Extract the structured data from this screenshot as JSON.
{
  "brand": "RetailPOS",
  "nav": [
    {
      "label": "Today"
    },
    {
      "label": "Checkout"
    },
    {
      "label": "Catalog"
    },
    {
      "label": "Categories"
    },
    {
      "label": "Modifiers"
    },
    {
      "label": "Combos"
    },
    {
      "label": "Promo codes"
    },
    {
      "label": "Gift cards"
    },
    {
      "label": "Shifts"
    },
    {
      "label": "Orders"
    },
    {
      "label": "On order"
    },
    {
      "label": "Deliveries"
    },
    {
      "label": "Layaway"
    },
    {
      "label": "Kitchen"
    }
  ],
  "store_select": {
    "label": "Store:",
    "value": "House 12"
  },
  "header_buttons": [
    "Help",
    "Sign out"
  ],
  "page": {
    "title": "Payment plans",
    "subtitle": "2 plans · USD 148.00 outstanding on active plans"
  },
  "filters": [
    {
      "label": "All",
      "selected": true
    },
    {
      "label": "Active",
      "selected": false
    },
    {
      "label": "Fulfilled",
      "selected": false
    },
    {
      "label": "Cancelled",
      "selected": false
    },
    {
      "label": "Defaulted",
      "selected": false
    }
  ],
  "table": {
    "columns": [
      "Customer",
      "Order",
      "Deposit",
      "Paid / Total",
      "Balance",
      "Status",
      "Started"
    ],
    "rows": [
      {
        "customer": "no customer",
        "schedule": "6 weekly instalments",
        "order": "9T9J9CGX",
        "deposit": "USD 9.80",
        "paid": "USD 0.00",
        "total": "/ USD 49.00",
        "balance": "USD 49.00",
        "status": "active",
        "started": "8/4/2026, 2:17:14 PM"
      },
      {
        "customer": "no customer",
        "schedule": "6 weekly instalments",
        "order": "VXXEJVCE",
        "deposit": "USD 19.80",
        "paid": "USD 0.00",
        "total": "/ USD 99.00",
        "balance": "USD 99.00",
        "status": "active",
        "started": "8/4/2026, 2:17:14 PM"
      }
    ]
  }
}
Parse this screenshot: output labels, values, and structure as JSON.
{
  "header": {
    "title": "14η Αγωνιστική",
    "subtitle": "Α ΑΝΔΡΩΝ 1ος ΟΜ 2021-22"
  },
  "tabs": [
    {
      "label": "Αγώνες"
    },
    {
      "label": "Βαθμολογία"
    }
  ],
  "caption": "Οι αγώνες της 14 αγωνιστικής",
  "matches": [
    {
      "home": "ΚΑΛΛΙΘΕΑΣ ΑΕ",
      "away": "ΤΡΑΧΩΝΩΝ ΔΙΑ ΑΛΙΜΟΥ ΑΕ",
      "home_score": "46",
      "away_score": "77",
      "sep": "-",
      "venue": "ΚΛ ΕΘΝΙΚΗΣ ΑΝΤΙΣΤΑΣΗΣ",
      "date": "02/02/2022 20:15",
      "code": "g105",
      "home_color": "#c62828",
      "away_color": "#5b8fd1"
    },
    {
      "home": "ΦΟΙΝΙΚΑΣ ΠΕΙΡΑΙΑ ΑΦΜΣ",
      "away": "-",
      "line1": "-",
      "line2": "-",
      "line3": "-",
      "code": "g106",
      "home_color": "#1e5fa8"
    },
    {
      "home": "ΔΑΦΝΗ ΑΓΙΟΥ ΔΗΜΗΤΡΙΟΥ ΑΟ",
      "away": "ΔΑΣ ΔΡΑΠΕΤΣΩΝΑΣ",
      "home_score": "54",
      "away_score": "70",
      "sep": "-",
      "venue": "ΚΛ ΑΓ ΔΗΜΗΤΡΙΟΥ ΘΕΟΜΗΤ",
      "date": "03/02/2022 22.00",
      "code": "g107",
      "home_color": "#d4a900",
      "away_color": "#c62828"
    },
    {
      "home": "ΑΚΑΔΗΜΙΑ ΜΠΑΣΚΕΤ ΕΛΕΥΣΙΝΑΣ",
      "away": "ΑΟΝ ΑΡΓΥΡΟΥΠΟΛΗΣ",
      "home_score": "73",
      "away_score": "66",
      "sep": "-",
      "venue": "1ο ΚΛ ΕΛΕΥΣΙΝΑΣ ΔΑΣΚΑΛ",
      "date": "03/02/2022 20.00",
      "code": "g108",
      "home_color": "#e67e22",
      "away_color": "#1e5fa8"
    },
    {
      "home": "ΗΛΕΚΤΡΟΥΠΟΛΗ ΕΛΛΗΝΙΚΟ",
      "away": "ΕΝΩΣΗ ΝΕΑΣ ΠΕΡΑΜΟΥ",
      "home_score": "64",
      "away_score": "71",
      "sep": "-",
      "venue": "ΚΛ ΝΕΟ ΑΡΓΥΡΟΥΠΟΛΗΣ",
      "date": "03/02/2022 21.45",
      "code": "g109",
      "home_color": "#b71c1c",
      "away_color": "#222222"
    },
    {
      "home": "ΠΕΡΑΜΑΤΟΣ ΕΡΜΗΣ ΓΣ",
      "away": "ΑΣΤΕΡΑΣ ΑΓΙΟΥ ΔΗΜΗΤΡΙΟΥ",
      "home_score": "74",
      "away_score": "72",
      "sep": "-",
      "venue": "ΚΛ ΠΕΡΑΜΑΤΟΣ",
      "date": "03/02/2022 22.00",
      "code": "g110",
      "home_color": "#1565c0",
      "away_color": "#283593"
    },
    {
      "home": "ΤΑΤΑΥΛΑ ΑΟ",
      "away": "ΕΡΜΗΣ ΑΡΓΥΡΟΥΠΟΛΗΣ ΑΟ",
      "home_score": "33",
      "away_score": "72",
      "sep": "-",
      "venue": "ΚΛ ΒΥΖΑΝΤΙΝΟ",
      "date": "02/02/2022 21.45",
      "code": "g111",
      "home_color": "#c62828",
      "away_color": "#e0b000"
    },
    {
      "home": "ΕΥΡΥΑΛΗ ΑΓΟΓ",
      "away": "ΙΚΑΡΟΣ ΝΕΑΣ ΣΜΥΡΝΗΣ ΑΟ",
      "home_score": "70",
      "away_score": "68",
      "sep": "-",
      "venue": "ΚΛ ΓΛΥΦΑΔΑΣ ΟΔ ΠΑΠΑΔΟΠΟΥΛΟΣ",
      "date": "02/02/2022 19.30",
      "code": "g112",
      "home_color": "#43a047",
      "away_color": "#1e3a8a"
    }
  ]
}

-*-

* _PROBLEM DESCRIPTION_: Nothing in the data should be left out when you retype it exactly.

* _OUTPUT_:
Extract the structured data from this screenshot as JSON.
{
  "brand": "RetailPOS",
  "nav": [
    {
      "label": "Today"
    },
    {
      "label": "Checkout"
    },
    {
      "label": "Catalog"
    },
    {
      "label": "Categories"
    },
    {
      "label": "Modifiers"
    },
    {
      "label": "Combos"
    },
    {
      "label": "Promo codes"
    },
    {
      "label": "Gift cards"
    },
    {
      "label": "Shifts"
    },
    {
      "label": "Orders"
    },
    {
      "label": "On order"
    },
    {
      "label": "Deliveries"
    },
    {
      "label": "Layaway"
    },
    {
      "label": "Kitchen"
    }
  ],
  "store_select": {
    "label": "Store:",
    "value": "House 12"
  },
  "header_buttons": [
    "Help",
    "Sign out"
  ],
  "page": {
    "title": "Payment plans",
    "subtitle": "2 plans · USD 148.00 outstanding on active plans"
  },
  "filters": [
    {
      "label": "All",
      "selected": true
    },
    {
      "label": "Active",
      "selected": false
    },
    {
      "label": "Fulfilled",
      "selected": false
    },
    {
      "label": "Cancelled",
      "selected": false
    },
    {
      "label": "Defaulted",
      "selected": false
    }
  ],
  "table": {
    "columns": [
      "Customer",
      "Order",
      "Deposit",
      "Paid / Total",
      "Balance",
      "Status",
      "Started"
    ],
    "rows": [
      {
        "customer": "no customer",
        "schedule": "6 weekly instalments",
        "order": "9T9J9CGX",
        "deposit": "USD 9.80",
        "paid": "USD 0.00",
        "total": "/ USD 49.00",
        "balance": "USD 49.00",
        "status": "active",
        "started": "8/4/2026, 2:17:14 PM"
      },
      {
        "customer": "no customer",
        "schedule": "6 weekly instalments",
        "order": "VXXEJVCE",
        "deposit": "USD 19.80",
        "paid": "USD 0.00",
        "total": "/ USD 99.00",
        "balance": "USD 99.00",
        "status": "active",
        "started": "8/4/2026, 2:17:14 PM"
      }
    ]
  }
}
Parse this screenshot: output labels, values, and structure as JSON.
{
  "header": {
    "title": "14η Αγωνιστική",
    "subtitle": "Α ΑΝΔΡΩΝ 1ος ΟΜ 2021-22"
  },
  "tabs": [
    {
      "label": "Αγώνες"
    },
    {
      "label": "Βαθμολογία"
    }
  ],
  "caption": "Οι αγώνες της 14 αγωνιστικής",
  "matches": [
    {
      "home": "ΚΑΛΛΙΘΕΑΣ ΑΕ",
      "away": "ΤΡΑΧΩΝΩΝ ΔΙΑ ΑΛΙΜΟΥ ΑΕ",
      "home_score": "46",
      "away_score": "77",
      "sep": "-",
      "venue": "ΚΛ ΕΘΝΙΚΗΣ ΑΝΤΙΣΤΑΣΗΣ",
      "date": "02/02/2022 20:15",
      "code": "g105",
      "home_color": "#c62828",
      "away_color": "#5b8fd1"
    },
    {
      "home": "ΦΟΙΝΙΚΑΣ ΠΕΙΡΑΙΑ ΑΦΜΣ",
      "away": "-",
      "line1": "-",
      "line2": "-",
      "line3": "-",
      "code": "g106",
      "home_color": "#1e5fa8"
    },
    {
      "home": "ΔΑΦΝΗ ΑΓΙΟΥ ΔΗΜΗΤΡΙΟΥ ΑΟ",
      "away": "ΔΑΣ ΔΡΑΠΕΤΣΩΝΑΣ",
      "home_score": "54",
      "away_score": "70",
      "sep": "-",
      "venue": "ΚΛ ΑΓ ΔΗΜΗΤΡΙΟΥ ΘΕΟΜΗΤ",
      "date": "03/02/2022 22.00",
      "code": "g107",
      "home_color": "#d4a900",
      "away_color": "#c62828"
    },
    {
      "home": "ΑΚΑΔΗΜΙΑ ΜΠΑΣΚΕΤ ΕΛΕΥΣΙΝΑΣ",
      "away": "ΑΟΝ ΑΡΓΥΡΟΥΠΟΛΗΣ",
      "home_score": "73",
      "away_score": "66",
      "sep": "-",
      "venue": "1ο ΚΛ ΕΛΕΥΣΙΝΑΣ ΔΑΣΚΑΛ",
      "date": "03/02/2022 20.00",
      "code": "g108",
      "home_color": "#e67e22",
      "away_color": "#1e5fa8"
    },
    {
      "home": "ΗΛΕΚΤΡΟΥΠΟΛΗ ΕΛΛΗΝΙΚΟ",
      "away": "ΕΝΩΣΗ ΝΕΑΣ ΠΕΡΑΜΟΥ",
      "home_score": "64",
      "away_score": "71",
      "sep": "-",
      "venue": "ΚΛ ΝΕΟ ΑΡΓΥΡΟΥΠΟΛΗΣ",
      "date": "03/02/2022 21.45",
      "code": "g109",
      "home_color": "#b71c1c",
      "away_color": "#222222"
    },
    {
      "home": "ΠΕΡΑΜΑΤΟΣ ΕΡΜΗΣ ΓΣ",
      "away": "ΑΣΤΕΡΑΣ ΑΓΙΟΥ ΔΗΜΗΤΡΙΟΥ",
      "home_score": "74",
      "away_score": "72",
      "sep": "-",
      "venue": "ΚΛ ΠΕΡΑΜΑΤΟΣ",
      "date": "03/02/2022 22.00",
      "code": "g110",
      "home_color": "#1565c0",
      "away_color": "#283593"
    },
    {
      "home": "ΤΑΤΑΥΛΑ ΑΟ",
      "away": "ΕΡΜΗΣ ΑΡΓΥΡΟΥΠΟΛΗΣ ΑΟ",
      "home_score": "33",
      "away_score": "72",
      "sep": "-",
      "venue": "ΚΛ ΒΥΖΑΝΤΙΝΟ",
      "date": "02/02/2022 21.45",
      "code": "g111",
      "home_color": "#c62828",
      "away_color": "#e0b000"
    },
    {
      "home": "ΕΥΡΥΑΛΗ ΑΓΟΓ",
      "away": "ΙΚΑΡΟΣ ΝΕΑΣ ΣΜΥΡΝΗΣ ΑΟ",
      "home_score": "70",
      "away_score": "68",
      "sep": "-",
      "venue": "ΚΛ ΓΛΥΦΑΔΑΣ ΟΔ ΠΑΠΑΔΟΠΟΥΛΟΣ",
      "date": "02/02/2022 19.30",
      "code": "g112",
      "home_color": "#43a047",
      "away_color": "#1e3a8a"
    }
  ]
}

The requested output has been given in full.